▶ [Instructions to follow]: In the records below, tally every line containing "constraints". Report only the total.

▶ [Items from a data source]:
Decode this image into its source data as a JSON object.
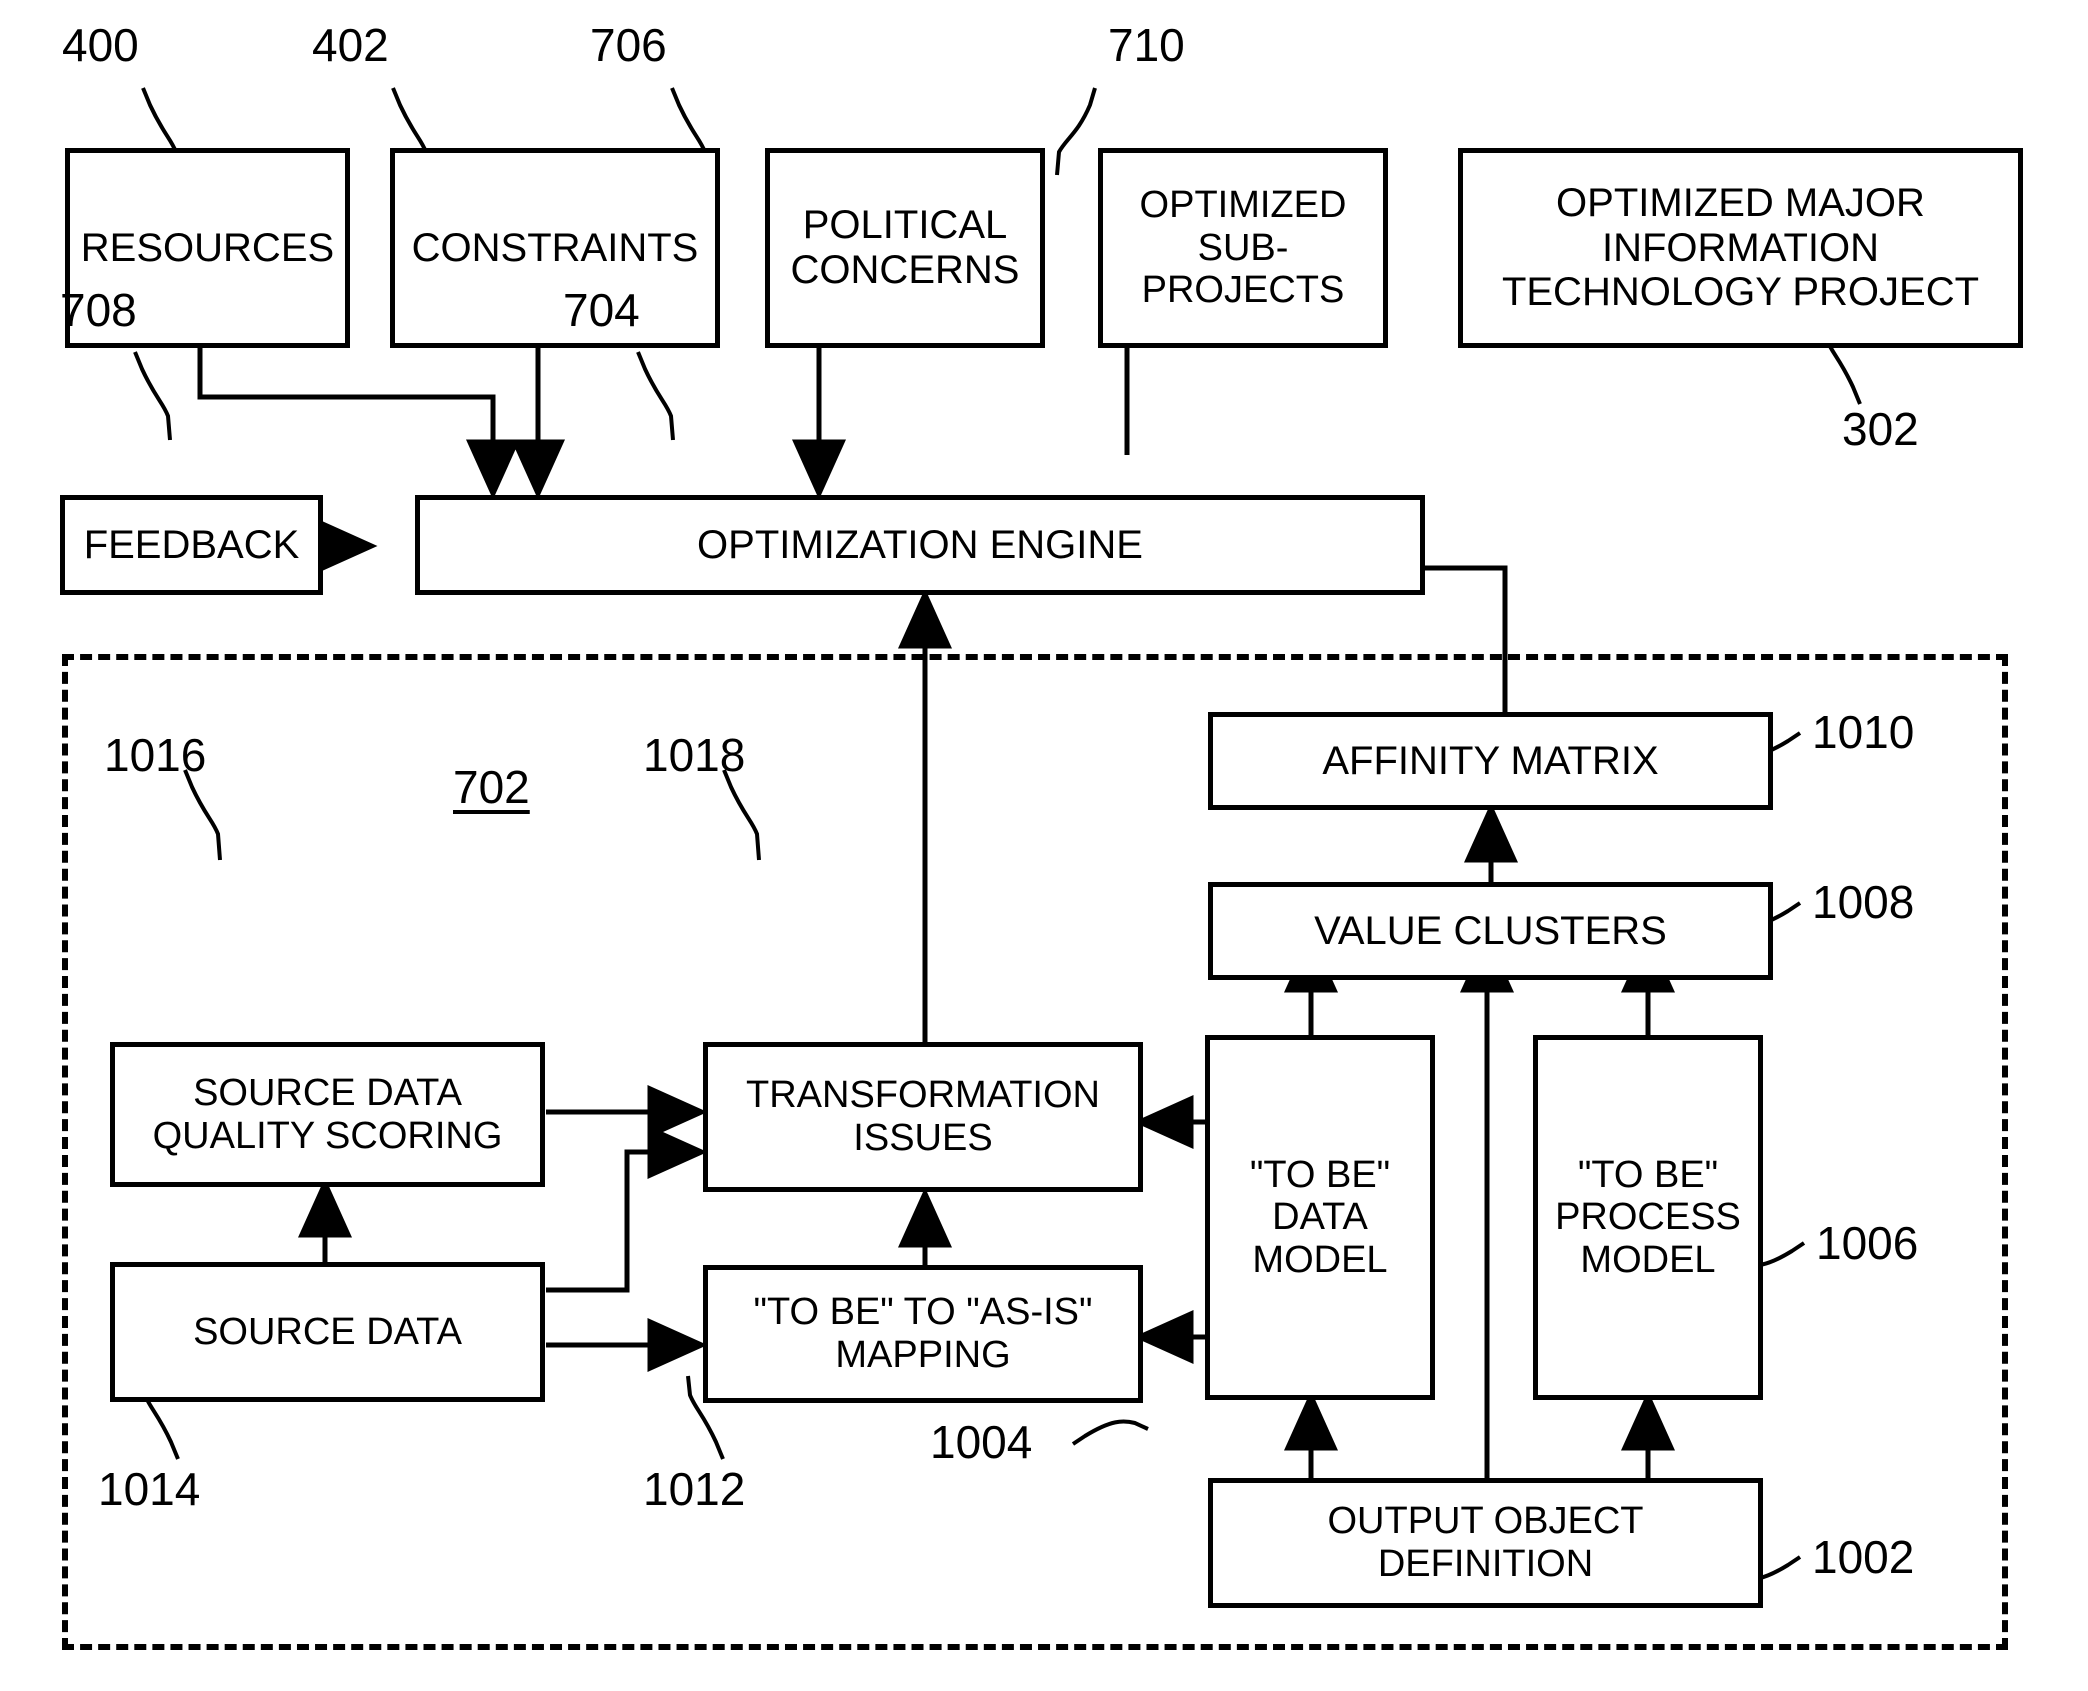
{
  "figure": {
    "title": "Optimization engine block diagram",
    "stroke_color": "#000000",
    "background_color": "#ffffff"
  },
  "boxes": {
    "resources": "RESOURCES",
    "constraints": "CONSTRAINTS",
    "political_concerns_l1": "POLITICAL",
    "political_concerns_l2": "CONCERNS",
    "optimized_subprojects_l1": "OPTIMIZED",
    "optimized_subprojects_l2": "SUB-",
    "optimized_subprojects_l3": "PROJECTS",
    "optimized_major_l1": "OPTIMIZED MAJOR",
    "optimized_major_l2": "INFORMATION",
    "optimized_major_l3": "TECHNOLOGY PROJECT",
    "feedback": "FEEDBACK",
    "optimization_engine": "OPTIMIZATION ENGINE",
    "affinity_matrix": "AFFINITY MATRIX",
    "value_clusters": "VALUE CLUSTERS",
    "source_data_quality_l1": "SOURCE DATA",
    "source_data_quality_l2": "QUALITY SCORING",
    "source_data": "SOURCE DATA",
    "transformation_issues_l1": "TRANSFORMATION",
    "transformation_issues_l2": "ISSUES",
    "tobe_asis_mapping_l1": "\"TO BE\" TO \"AS-IS\"",
    "tobe_asis_mapping_l2": "MAPPING",
    "tobe_data_model_l1": "\"TO BE\"",
    "tobe_data_model_l2": "DATA",
    "tobe_data_model_l3": "MODEL",
    "tobe_process_model_l1": "\"TO BE\"",
    "tobe_process_model_l2": "PROCESS",
    "tobe_process_model_l3": "MODEL",
    "output_object_definition_l1": "OUTPUT OBJECT",
    "output_object_definition_l2": "DEFINITION"
  },
  "reference_numerals": {
    "resources": "400",
    "constraints": "402",
    "political_concerns": "706",
    "optimized_subprojects": "710",
    "optimized_major_project": "302",
    "feedback": "708",
    "optimization_engine": "704",
    "dashed_group": "702",
    "affinity_matrix": "1010",
    "value_clusters": "1008",
    "tobe_process_model": "1006",
    "tobe_data_model": "1004",
    "output_object_definition": "1002",
    "source_data_quality_scoring": "1016",
    "transformation_issues": "1018",
    "source_data": "1014",
    "tobe_asis_mapping": "1012"
  }
}
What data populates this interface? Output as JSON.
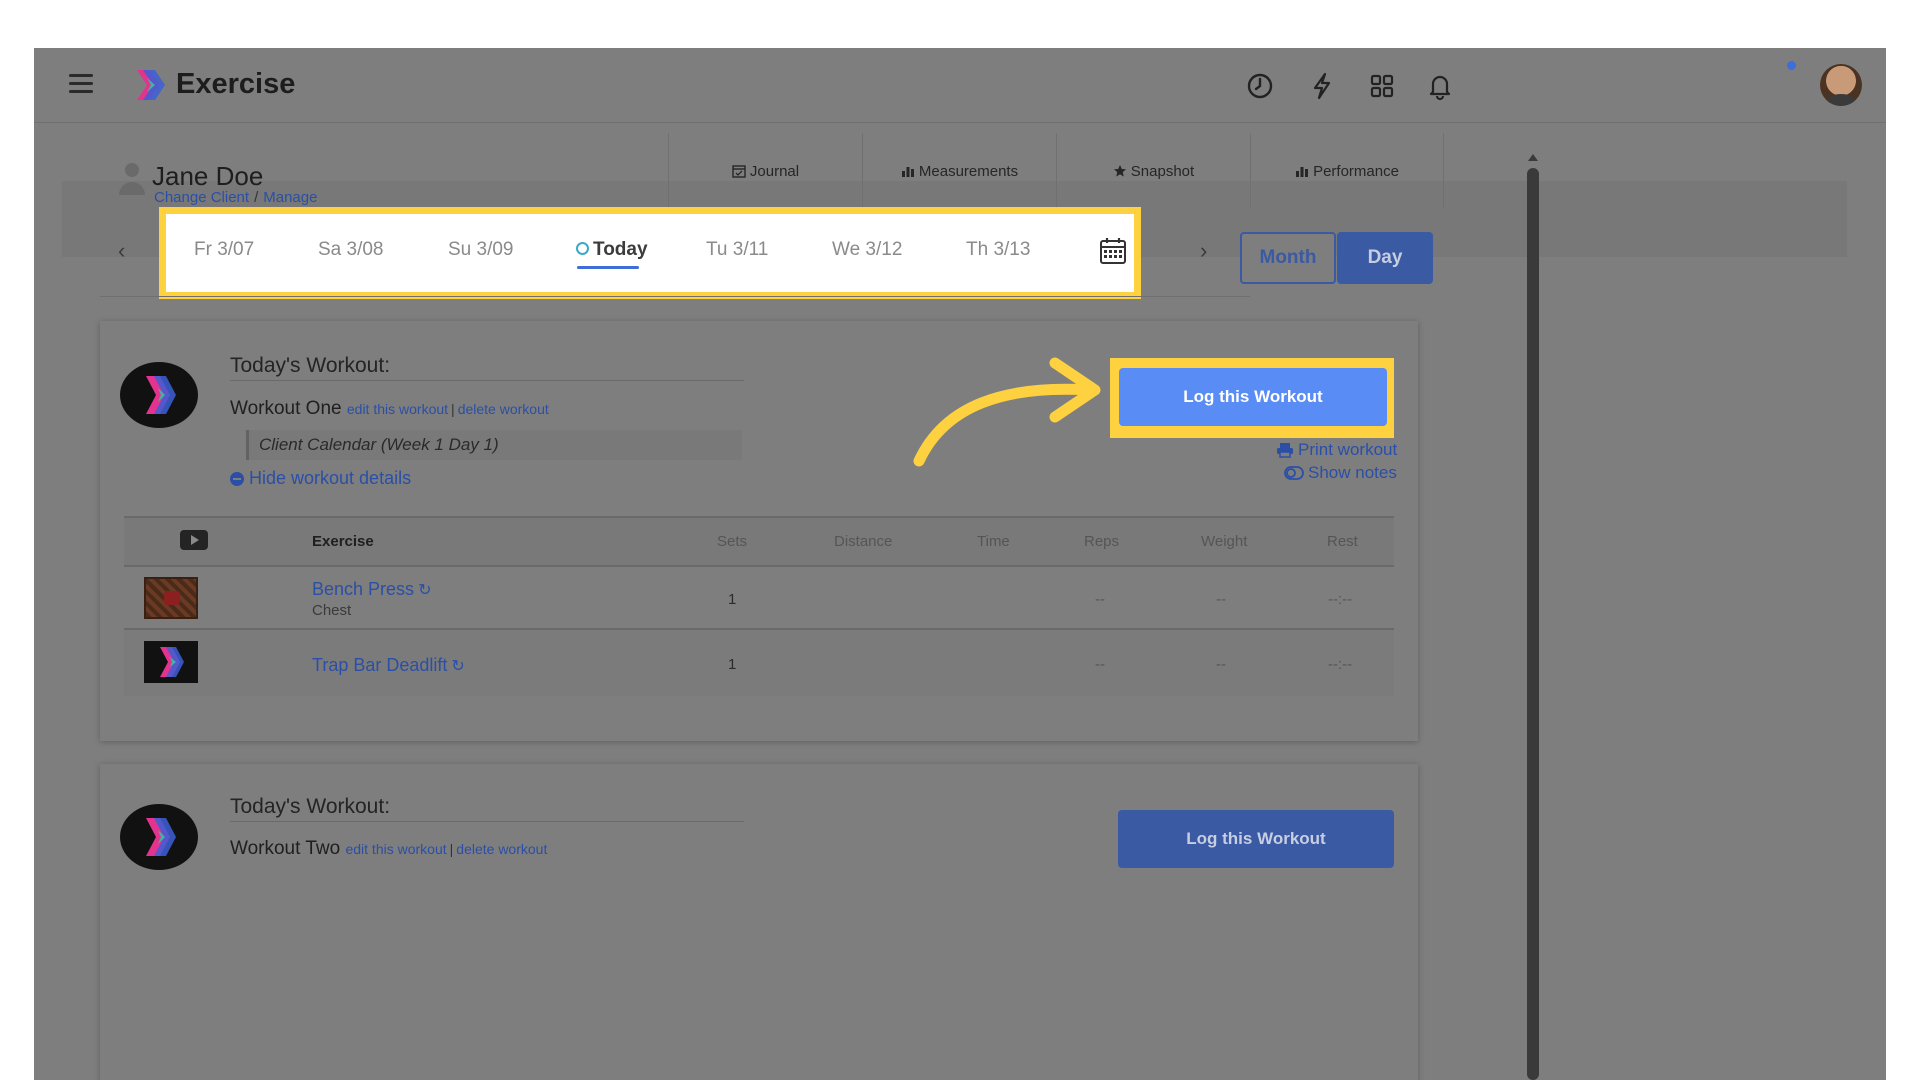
{
  "app": {
    "title": "Exercise",
    "accent": "#3f6ed8",
    "highlight": "#fed141"
  },
  "topbar": {
    "icons": [
      "menu-icon",
      "history-clock-icon",
      "lightning-icon",
      "apps-grid-icon",
      "bell-icon",
      "user-avatar"
    ]
  },
  "client": {
    "name": "Jane Doe",
    "change_client": "Change Client",
    "separator": "/",
    "manage": "Manage",
    "tabs": [
      {
        "label": "Journal",
        "icon": "calendar-check-icon"
      },
      {
        "label": "Measurements",
        "icon": "bar-chart-icon"
      },
      {
        "label": "Snapshot",
        "icon": "star-icon"
      },
      {
        "label": "Performance",
        "icon": "bar-chart-icon"
      }
    ]
  },
  "date_nav": {
    "prev": "‹",
    "next": "›",
    "days": [
      "Fr 3/07",
      "Sa 3/08",
      "Su 3/09",
      "Today",
      "Tu 3/11",
      "We 3/12",
      "Th 3/13"
    ],
    "selected": "Today",
    "view_month": "Month",
    "view_day": "Day",
    "active_view": "Day"
  },
  "workouts": [
    {
      "label": "Today's Workout:",
      "name": "Workout One",
      "edit": "edit this workout",
      "pipe": "|",
      "delete": "delete workout",
      "calendar_ref": "Client Calendar (Week 1 Day 1)",
      "hide_details": "Hide workout details",
      "log_button": "Log this Workout",
      "print": "Print workout",
      "notes": "Show notes"
    },
    {
      "label": "Today's Workout:",
      "name": "Workout Two",
      "edit": "edit this workout",
      "pipe": "|",
      "delete": "delete workout",
      "log_button": "Log this Workout"
    }
  ],
  "table": {
    "headers": [
      "Exercise",
      "Sets",
      "Distance",
      "Time",
      "Reps",
      "Weight",
      "Rest"
    ],
    "rows": [
      {
        "name": "Bench Press",
        "history_icon": "↻",
        "sub": "Chest",
        "sets": "1",
        "distance": "",
        "time": "",
        "reps": "--",
        "weight": "--",
        "rest": "--:--"
      },
      {
        "name": "Trap Bar Deadlift",
        "history_icon": "↻",
        "sub": "",
        "sets": "1",
        "distance": "",
        "time": "",
        "reps": "--",
        "weight": "--",
        "rest": "--:--"
      }
    ]
  }
}
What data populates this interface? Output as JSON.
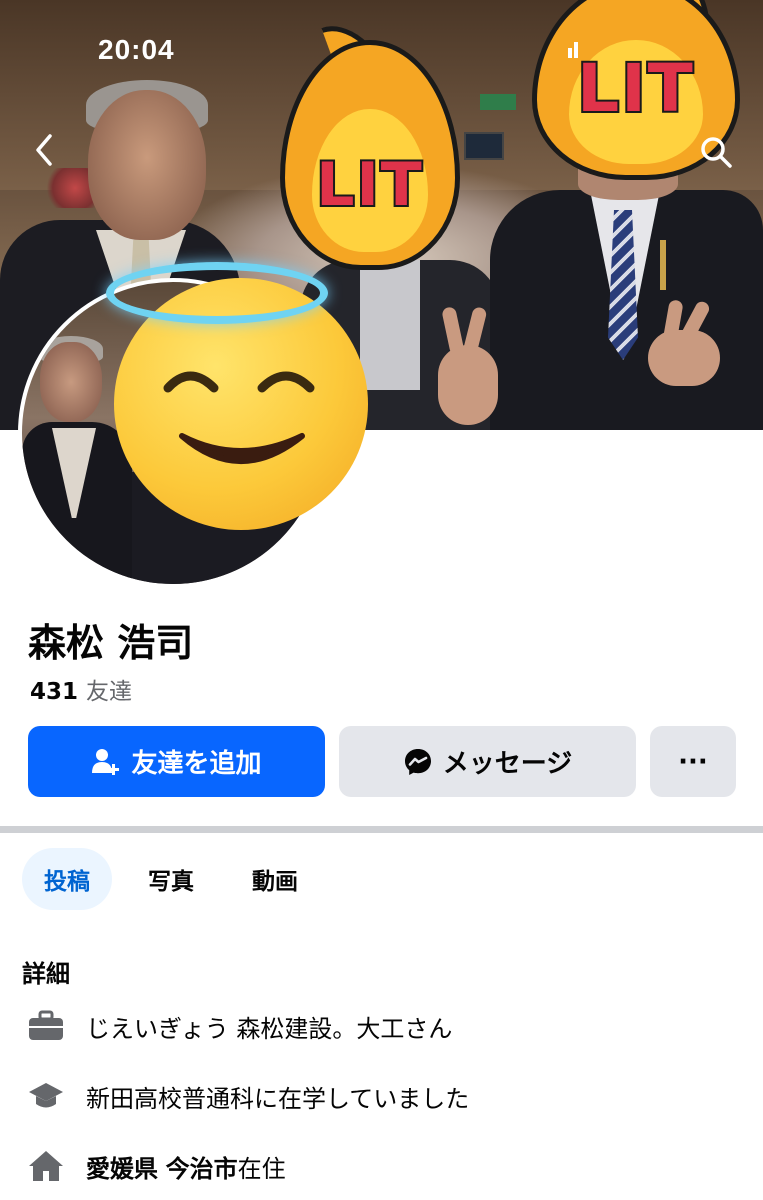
{
  "status_bar": {
    "time": "20:04"
  },
  "cover": {
    "stickers": [
      "LIT",
      "LIT"
    ]
  },
  "profile": {
    "name": "森松 浩司",
    "friends_count": "431",
    "friends_label": "友達"
  },
  "actions": {
    "add_friend": "友達を追加",
    "message": "メッセージ",
    "more": "···"
  },
  "tabs": [
    {
      "label": "投稿",
      "selected": true
    },
    {
      "label": "写真",
      "selected": false
    },
    {
      "label": "動画",
      "selected": false
    }
  ],
  "details": {
    "title": "詳細",
    "work": "じえいぎょう 森松建設。大工さん",
    "education": "新田高校普通科に在学していました",
    "home_prefecture": "愛媛県",
    "home_city": "今治市",
    "home_suffix": "在住"
  },
  "colors": {
    "primary_blue": "#0866ff",
    "secondary_button": "#e4e6eb",
    "selected_tab_bg": "#ebf5ff",
    "selected_tab_text": "#0064d1",
    "secondary_text": "#65676b"
  },
  "icons": {
    "back": "chevron-left-icon",
    "search": "search-icon",
    "add_friend": "person-add-icon",
    "message": "messenger-icon",
    "work": "briefcase-icon",
    "education": "graduation-cap-icon",
    "home": "house-icon"
  }
}
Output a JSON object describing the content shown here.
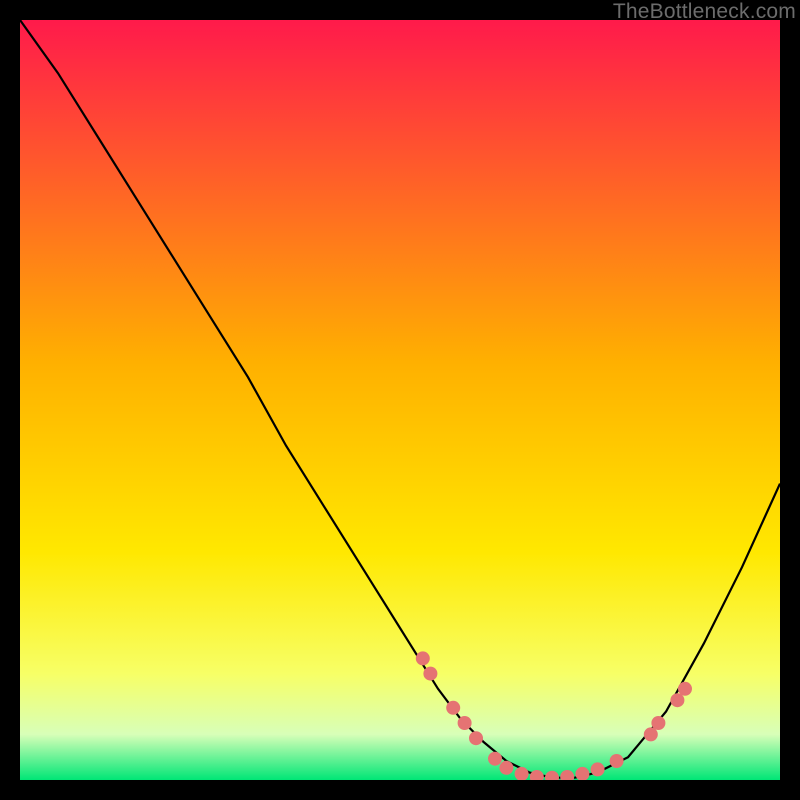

▶ [Exercise response]: 2